Role of Trust in digital onboarding

Trust plays a huge role in designing digital journeys; organizations should be able to trust the customer, and the customer should be able to trust the organization with their data.

Hence more and more, we see organizations relying on other trusted parties to help accurately identify a customer (other trusted incumbent banks, government agencies, telecom providers or insurance companies). If a trusted source/entities has already verified and created an identity for the consumer, other companies can and should be able to trust that identity.

It saves the consumer a ton of time and provides a neat experience. And on the opposite side of the spectrum, we also have customers, who should be able to trust the companies with their data. And should have the proper mechanisms to control what they share with organizations.

Consumers need to be able to receive tangible value from the data they share with organizations, and in turn the organizations should be able to optimize its processes, thus saving operational effort, increasing business value and providing incremental value back to the consumer.

At the end of the day, it’s all about data. If organizations take minimal amount of data from the consumer, accurately inform them how, where and when that data is going to be used, for what purpose is it going to be used, consumers would be in a better position to trust the organizations.

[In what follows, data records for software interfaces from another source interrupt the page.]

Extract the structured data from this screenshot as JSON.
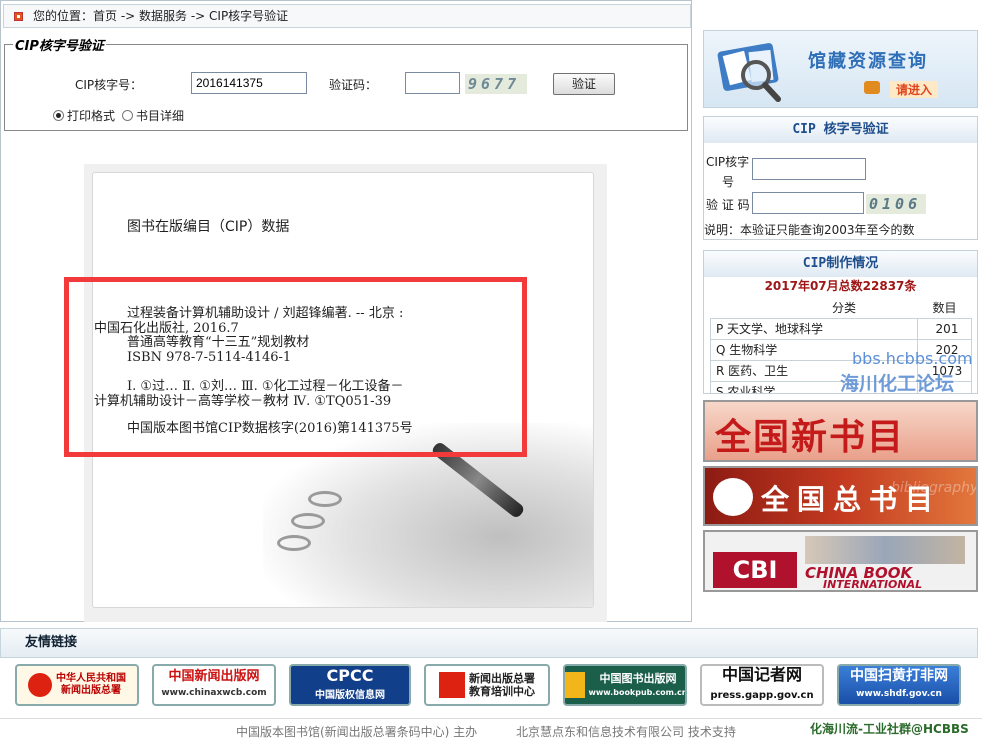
{
  "breadcrumb": {
    "text": "您的位置：首页 -> 数据服务 -> CIP核字号验证"
  },
  "verify_form": {
    "legend": "CIP核字号验证",
    "cip_label": "CIP核字号：",
    "cip_value": "2016141375",
    "captcha_label": "验证码：",
    "captcha_value": "",
    "captcha_text": "9677",
    "submit_label": "验证",
    "radio_print_label": "打印格式",
    "radio_detail_label": "书目详细"
  },
  "cip_record": {
    "heading": "图书在版编目（CIP）数据",
    "line1": "过程装备计算机辅助设计 / 刘超锋编著. -- 北京 :",
    "line2": "中国石化出版社, 2016.7",
    "line3": "普通高等教育“十三五”规划教材",
    "line4": "ISBN 978-7-5114-4146-1",
    "line5": "Ⅰ. ①过… Ⅱ. ①刘… Ⅲ. ①化工过程－化工设备－",
    "line6": "计算机辅助设计－高等学校－教材 Ⅳ. ①TQ051-39",
    "line7": "中国版本图书馆CIP数据核字(2016)第141375号"
  },
  "sidebar": {
    "library_search": {
      "title": "馆藏资源查询",
      "enter_label": "请进入"
    },
    "cip_box": {
      "title": "CIP 核字号验证",
      "cip_label_a": "CIP核字",
      "cip_label_b": "号",
      "captcha_label": "验 证 码",
      "captcha_text": "0106",
      "note": "说明：本验证只能查询2003年至今的数"
    },
    "stats": {
      "title": "CIP制作情况",
      "summary": "2017年07月总数22837条",
      "col_category": "分类",
      "col_count": "数目",
      "rows": [
        {
          "category": "P 天文学、地球科学",
          "count": "201"
        },
        {
          "category": "Q 生物科学",
          "count": "202"
        },
        {
          "category": "R 医药、卫生",
          "count": "1073"
        },
        {
          "category": "S 农业科学",
          "count": ""
        }
      ],
      "watermark_url": "bbs.hcbbs.com",
      "watermark_name": "海川化工论坛"
    },
    "banners": [
      {
        "text": "全国新书目"
      },
      {
        "text": "全国总书目",
        "sub": "bibliography"
      },
      {
        "text": "CHINA BOOK",
        "sub": "INTERNATIONAL",
        "badge": "CBI"
      }
    ]
  },
  "friend_links": {
    "title": "友情链接",
    "logos": [
      {
        "line1": "中华人民共和国",
        "line2": "新闻出版总署"
      },
      {
        "line1": "中国新闻出版网",
        "line2": "www.chinaxwcb.com"
      },
      {
        "line1": "CPCC",
        "line2": "中国版权信息网"
      },
      {
        "line1": "新闻出版总署",
        "line2": "教育培训中心"
      },
      {
        "line1": "中国图书出版网",
        "line2": "www.bookpub.com.cn"
      },
      {
        "line1": "中国记者网",
        "line2": "press.gapp.gov.cn"
      },
      {
        "line1": "中国扫黄打非网",
        "line2": "www.shdf.gov.cn"
      }
    ]
  },
  "footer": {
    "left": "中国版本图书馆(新闻出版总署条码中心)  主办",
    "right": "北京慧点东和信息技术有限公司  技术支持",
    "watermark": "化海川流-工业社群@HCBBS"
  },
  "colors": {
    "red_box": "#f23a3a",
    "accent_blue": "#1f4e8c",
    "dark_red": "#a01515"
  }
}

Transparency from the organization and data regulation/controls over consumer data could definitely lead to more trust between customers and organizations in the long term.

Role of Regulation

Technology is moving fast. Policy, processes and standards cannot keep up with new experiences and technologies. How do we as fin-tech organizations accurately address this?

As with any new innovation or technology, regulation and policy will take time to catch up. It’s a fragmented market, however organizations still need to go ahead and work with regulators to be able to influence the final outcomes of these regulatory decisions.

Organizations need to innovate for their customers, fail if required, tweak the innovations and try again. When policy and regulation do catch up, you tweak again to comply to those regulations; in fact you can help the government and the ecosystem to define the standards, because you already have skin in the game.

Role of Convenience

Is convenience the key driving factor? Or security and trust? There has to be the right balance between the two — privacy and experience.

Digital experiences cannot be so frictionless that users don’t even stop and think about what they’re signing up for. We don’t read the T&Cs while signing up for new products and services. And we’re more than happy to divulge their data in anticipation of getting something valuable in return. However, valuable user experiences should not come at the cost of data siphoning.

There have to be tighter controls enforced by organizations to ensure privacy and security, thereby mustering trust from informed customers. And these controls have to be incorporated in such as way as to elicit a feeling of accomplishment (convenience) among users.

Role of Data & Biometrics

As with any other data, biometric data for identification and onboarding purposes should also have tight security & privacy controls. Organizations can form a consortium, an ecosystem of sorts to lay down standards for a secure, uniform way of capturing biometric data and sharing of that data with the network participants to create value-added digital experiences for end-consumers.

Role of Humans

Humans will always have a role to play in product experiences — albeit after a time, we can expect us mortals to re-skill ourselves and focus on more value generating opportunities.

For example, an investment /financial planning platform might provide a digital frictionless intuitive experience for its customers. Financial advisors and Financial planners could focus their energies on having more value-added conversations with their clients — focusing on long term goals and aspirations, exploring the human side of finances, the emotional side of financial planning. These interpersonal skills are still challenging to replicate in the online world.

In the dystopian future, Eliminating Onboarding altogether might just be the final frontier in this journey.